Winona troupe performs Higbee's newest play @byline name:By Ruth NerhaugenA Hager City playwright's newest award-winning play will get its first full-fledged staging next weekend in Winona, Minn.
By: Ruth Nerhaugen, The Republican Eagle
A Hager City playwright's newest award-winning play will get its first full-fledged staging next weekend in Winona, Minn.
St. Marys University will perform Rand Higbee's "The Lightning Bug" Oct. 1-3.
"I'm quite happy about it," Higbee said.
The play, which he described as "a mix between a 1930s screwball comedy and a comic book," was a winner in the 2009 Wisconsin Wrights contest.
It was given a staged reading in Madison and another at the 2009 Last Frontier Theatre Conference in Valdez, Alaska, he noted, but has not previously had a full performance.
Judy Myers from St. Mary's theater department encountered the new play at the Alaska conference in June. After talking with Higbee there and getting the go-ahead from school officials, she decided to put it on the school's fall schedule.
"Lightning Bug" will be performed at 7:30 p.m. Sept. 30 and Oct. 1-2, plus a 3 p.m. matinee Oct. 3, in Page Theatre. The production coincides with St. Marys' family weekend celebration.
He attended auditions to select the four-man, four-woman cast and a rehearsal, Higbee said, and will be on hand opening night.
"I've lived here about 12-13 years," he said, "and I never realized what a very good theater department they have down there."
Higbee explained that he attended a spring production in Winona. "They had good, solid, performances."
He didn't want to give away any of the play's surprises, except to acknowledge that there's a super hero element in "Lightning Bug."
Tickets are available by calling 507-457-1715, e-mailing firstname.lastname@example.org, or at the door. Cost is $10 for adults, $5 for seniors and students.
Higbee, originally from Spearfish, S.D., has a theater degree from South Dakota State University and a master's in playwriting from the University of Nevada, Las Vegas.
His plays have been performed across the country, from Florida to Alaska. They are popular in junior highs and high schools, Higbee said, but also have been performed by college, community and professional theater troupes.

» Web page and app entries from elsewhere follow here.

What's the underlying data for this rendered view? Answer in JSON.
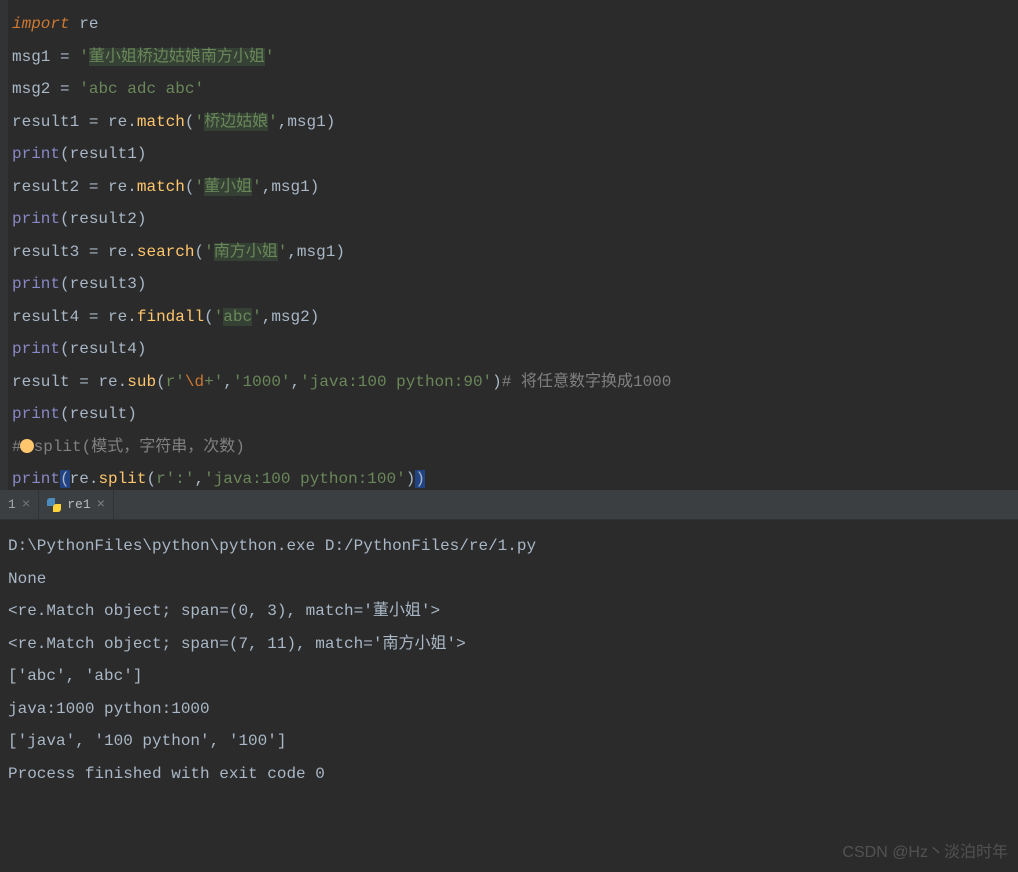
{
  "code": {
    "l1": {
      "kw": "import",
      "mod": "re"
    },
    "l2": {
      "lhs": "msg1",
      "op": "=",
      "q": "'",
      "s": "董小姐桥边姑娘南方小姐"
    },
    "l3": {
      "lhs": "msg2",
      "op": "=",
      "s": "'abc adc abc'"
    },
    "l4": {
      "lhs": "result1",
      "op": "=",
      "mod": "re",
      "dot": ".",
      "fn": "match",
      "lp": "(",
      "q": "'",
      "arg1": "桥边姑娘",
      "comma": ",",
      "arg2": "msg1",
      "rp": ")"
    },
    "l5": {
      "fn": "print",
      "lp": "(",
      "arg": "result1",
      "rp": ")"
    },
    "l6": {
      "lhs": "result2",
      "op": "=",
      "mod": "re",
      "dot": ".",
      "fn": "match",
      "lp": "(",
      "q": "'",
      "arg1": "董小姐",
      "comma": ",",
      "arg2": "msg1",
      "rp": ")"
    },
    "l7": {
      "fn": "print",
      "lp": "(",
      "arg": "result2",
      "rp": ")"
    },
    "l8": {
      "lhs": "result3",
      "op": "=",
      "mod": "re",
      "dot": ".",
      "fn": "search",
      "lp": "(",
      "q": "'",
      "arg1": "南方小姐",
      "comma": ",",
      "arg2": "msg1",
      "rp": ")"
    },
    "l9": {
      "fn": "print",
      "lp": "(",
      "arg": "result3",
      "rp": ")"
    },
    "l10": {
      "lhs": "result4",
      "op": "=",
      "mod": "re",
      "dot": ".",
      "fn": "findall",
      "lp": "(",
      "q": "'",
      "arg1": "abc",
      "comma": ",",
      "arg2": "msg2",
      "rp": ")"
    },
    "l11": {
      "fn": "print",
      "lp": "(",
      "arg": "result4",
      "rp": ")"
    },
    "l12": {
      "lhs": "result",
      "op": "=",
      "mod": "re",
      "dot": ".",
      "fn": "sub",
      "lp": "(",
      "r": "r'",
      "esc": "\\d",
      "plus": "+",
      "q2": "'",
      "c1": ",",
      "a2": "'1000'",
      "c2": ",",
      "a3": "'java:100 python:90'",
      "rp": ")",
      "cmt": "# 将任意数字换成1000"
    },
    "l13": {
      "fn": "print",
      "lp": "(",
      "arg": "result",
      "rp": ")"
    },
    "l14": {
      "hash": "#",
      "txt": "split(模式，字符串，次数)"
    },
    "l15": {
      "fn": "print",
      "lp": "(",
      "mod": "re",
      "dot": ".",
      "fn2": "split",
      "lp2": "(",
      "a1": "r':'",
      "c1": ",",
      "a2": "'java:100 python:100'",
      "rp2": ")",
      "rp": ")"
    }
  },
  "tabs": {
    "t1": {
      "label": "1",
      "close": "×"
    },
    "t2": {
      "label": "re1",
      "close": "×"
    }
  },
  "console": {
    "l1": "D:\\PythonFiles\\python\\python.exe D:/PythonFiles/re/1.py",
    "l2": "None",
    "l3": "<re.Match object; span=(0, 3), match='董小姐'>",
    "l4": "<re.Match object; span=(7, 11), match='南方小姐'>",
    "l5": "['abc', 'abc']",
    "l6": "java:1000 python:1000",
    "l7": "['java', '100 python', '100']",
    "l8": "",
    "l9": "Process finished with exit code 0"
  },
  "watermark": "CSDN @Hz丶淡泊时年"
}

One of his most popular full-length plays, "The Head that Wouldn't Die," a spoof of 1950s-60s science fiction movies, was staged a couple of years ago in Ellsworth. Last year it was performed by the Philip Norton Players in the United Kingdom.

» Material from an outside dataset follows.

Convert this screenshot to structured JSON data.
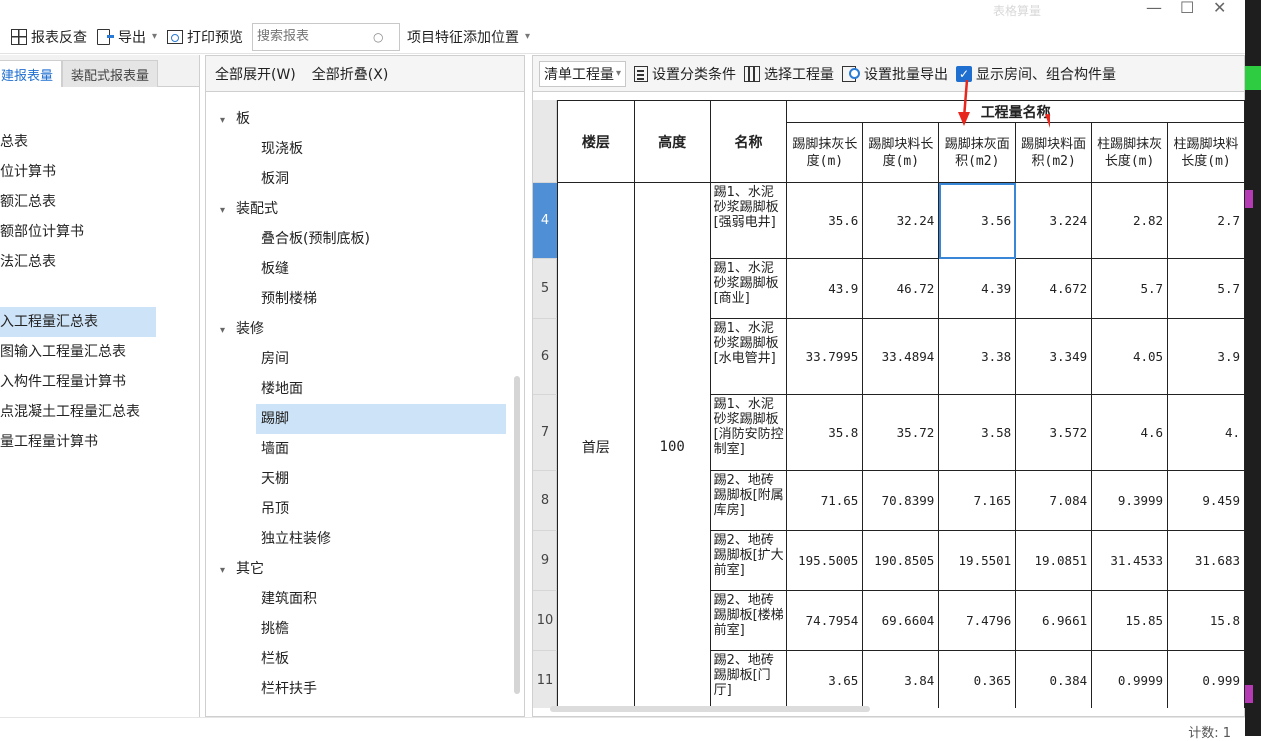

Higbee said his latest project is "At Home with the Clarks," a spoof of 1950s-60s television sitcoms in the style of "Leave It to Beaver" or "Father Knows Best."
A first draft is done, he said, but added, "My plays are always a little hard to describe."
For more about his plays, go online to www.randhigbee.com.